Deduction in Respect of Medical Treatment – Section 80DDB: Section 80 DDB covered in Chapter VI-A of the IT Act 1961-2020 allows for deductions for medical treatment, among other things.
- What diseases are recognized by this special provision?
- Who is eligible to receive the deduction under Section 80DDB?
- What is the sum of the deduction under Section 80DDB?
- Neurological ailments with a disability level of 40% or above are certified by specialized physicians, including Dementia, Dystonia Musculorum Deformans, Motor Neuron Disease, Ataxia, Chorea, etc.

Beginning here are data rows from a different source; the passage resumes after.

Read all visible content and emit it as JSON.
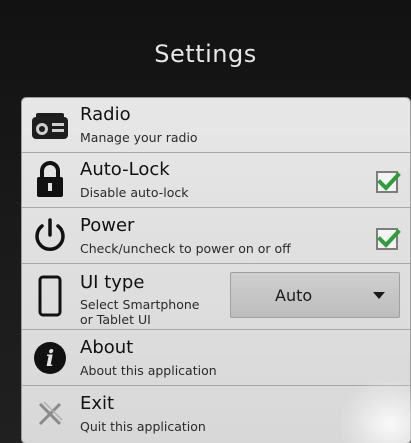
{
  "header": {
    "title": "Settings"
  },
  "settings": {
    "items": [
      {
        "id": "radio",
        "icon": "radio-icon",
        "title": "Radio",
        "subtitle": "Manage your radio"
      },
      {
        "id": "auto-lock",
        "icon": "lock-icon",
        "title": "Auto-Lock",
        "subtitle": "Disable auto-lock",
        "checked": true
      },
      {
        "id": "power",
        "icon": "power-icon",
        "title": "Power",
        "subtitle": "Check/uncheck to power on or off",
        "checked": true
      },
      {
        "id": "ui-type",
        "icon": "smartphone-icon",
        "title": "UI type",
        "subtitle_line1": "Select Smartphone",
        "subtitle_line2": "or Tablet UI",
        "selected": "Auto"
      },
      {
        "id": "about",
        "icon": "info-icon",
        "title": "About",
        "subtitle": "About this application"
      },
      {
        "id": "exit",
        "icon": "exit-icon",
        "title": "Exit",
        "subtitle": "Quit this application"
      }
    ]
  },
  "colors": {
    "panel_bg": "#e2e2e2",
    "check_green": "#2f9e3a",
    "screen_bg": "#151515"
  }
}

Hemiballismus, Aphasia, and Parkinson’s Disease.
- Malignant cancers;
- Acquired Immunodeficiency Syndrome (AIDS) in its entirety;
- Chronic Renal Dysfunction;

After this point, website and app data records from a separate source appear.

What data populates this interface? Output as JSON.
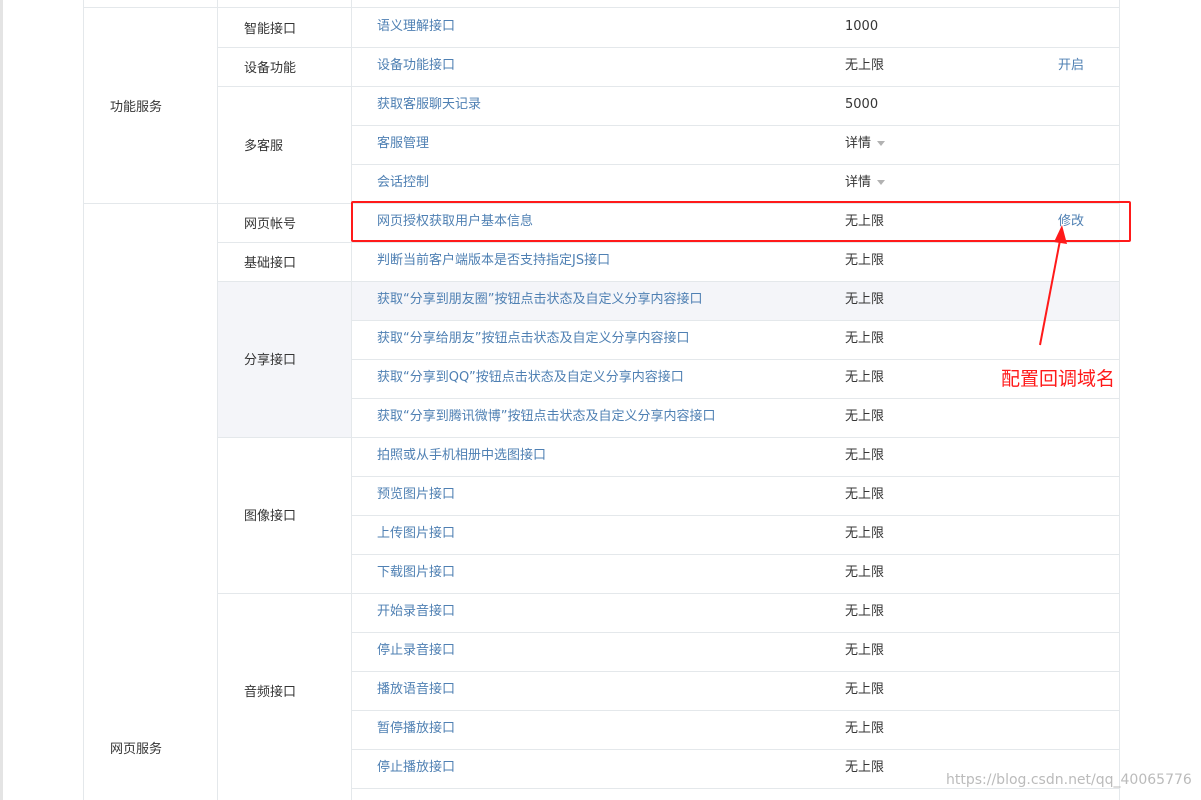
{
  "categories": [
    {
      "label": "功能服务"
    },
    {
      "label": "网页服务"
    }
  ],
  "groups": [
    {
      "label": "智能接口"
    },
    {
      "label": "设备功能"
    },
    {
      "label": "多客服"
    },
    {
      "label": "网页帐号"
    },
    {
      "label": "基础接口"
    },
    {
      "label": "分享接口"
    },
    {
      "label": "图像接口"
    },
    {
      "label": "音频接口"
    }
  ],
  "rows": [
    {
      "name": "语义理解接口",
      "quota": "1000",
      "action": ""
    },
    {
      "name": "设备功能接口",
      "quota": "无上限",
      "action": "开启"
    },
    {
      "name": "获取客服聊天记录",
      "quota": "5000",
      "action": ""
    },
    {
      "name": "客服管理",
      "quota": "详情",
      "action": ""
    },
    {
      "name": "会话控制",
      "quota": "详情",
      "action": ""
    },
    {
      "name": "网页授权获取用户基本信息",
      "quota": "无上限",
      "action": "修改"
    },
    {
      "name": "判断当前客户端版本是否支持指定JS接口",
      "quota": "无上限",
      "action": ""
    },
    {
      "name": "获取“分享到朋友圈”按钮点击状态及自定义分享内容接口",
      "quota": "无上限",
      "action": ""
    },
    {
      "name": "获取“分享给朋友”按钮点击状态及自定义分享内容接口",
      "quota": "无上限",
      "action": ""
    },
    {
      "name": "获取“分享到QQ”按钮点击状态及自定义分享内容接口",
      "quota": "无上限",
      "action": ""
    },
    {
      "name": "获取“分享到腾讯微博”按钮点击状态及自定义分享内容接口",
      "quota": "无上限",
      "action": ""
    },
    {
      "name": "拍照或从手机相册中选图接口",
      "quota": "无上限",
      "action": ""
    },
    {
      "name": "预览图片接口",
      "quota": "无上限",
      "action": ""
    },
    {
      "name": "上传图片接口",
      "quota": "无上限",
      "action": ""
    },
    {
      "name": "下载图片接口",
      "quota": "无上限",
      "action": ""
    },
    {
      "name": "开始录音接口",
      "quota": "无上限",
      "action": ""
    },
    {
      "name": "停止录音接口",
      "quota": "无上限",
      "action": ""
    },
    {
      "name": "播放语音接口",
      "quota": "无上限",
      "action": ""
    },
    {
      "name": "暂停播放接口",
      "quota": "无上限",
      "action": ""
    },
    {
      "name": "停止播放接口",
      "quota": "无上限",
      "action": ""
    }
  ],
  "annotation": {
    "text": "配置回调域名"
  },
  "watermark": {
    "text": "https://blog.csdn.net/qq_40065776"
  },
  "colors": {
    "link": "#4f80b3",
    "annotation": "#ff1a1a",
    "row_highlight": "#f4f5f9"
  },
  "icons": {
    "dropdown": "caret-down-icon",
    "annotation_arrow": "arrow-up-icon"
  }
}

- Haematological diseases such as Hemophilia and Thalassaemia.
Individuals and HUFs are the only entities who can legitimately claim a deduction under Section 80DDB. The provision does not extend to non-residents.
Additionally, the deduction may only be requested by the individual who bore the expenditures.
Medical costs, on the other hand, can be paid for the healthcare and other medical expenses of the following individuals:
- Individuals: In the context of individual medical expenses might well be spent for the taxpayer or any of his dependents’ medical care. In this article, the term “dependents” specifically refers to the individual’s spouse, kids, parents, siblings.
- Hindu Undivided Family (HUF): In the context of a HUF, medical expenses made for medical treatment of any former member of the HUF can be taken as a deduction.
The deduction amount is characterized by two parameters: the patient’s age and the actual amount of spending.
The amount is fixed to the lesser of the following:
- The actual cost spent for the treatment or
- Rs. 40,000 /– (in the case of a normal citizen), whichever is smaller.
If the individual is a senior citizen, the highest limit of deduction is Rs.1 lakh.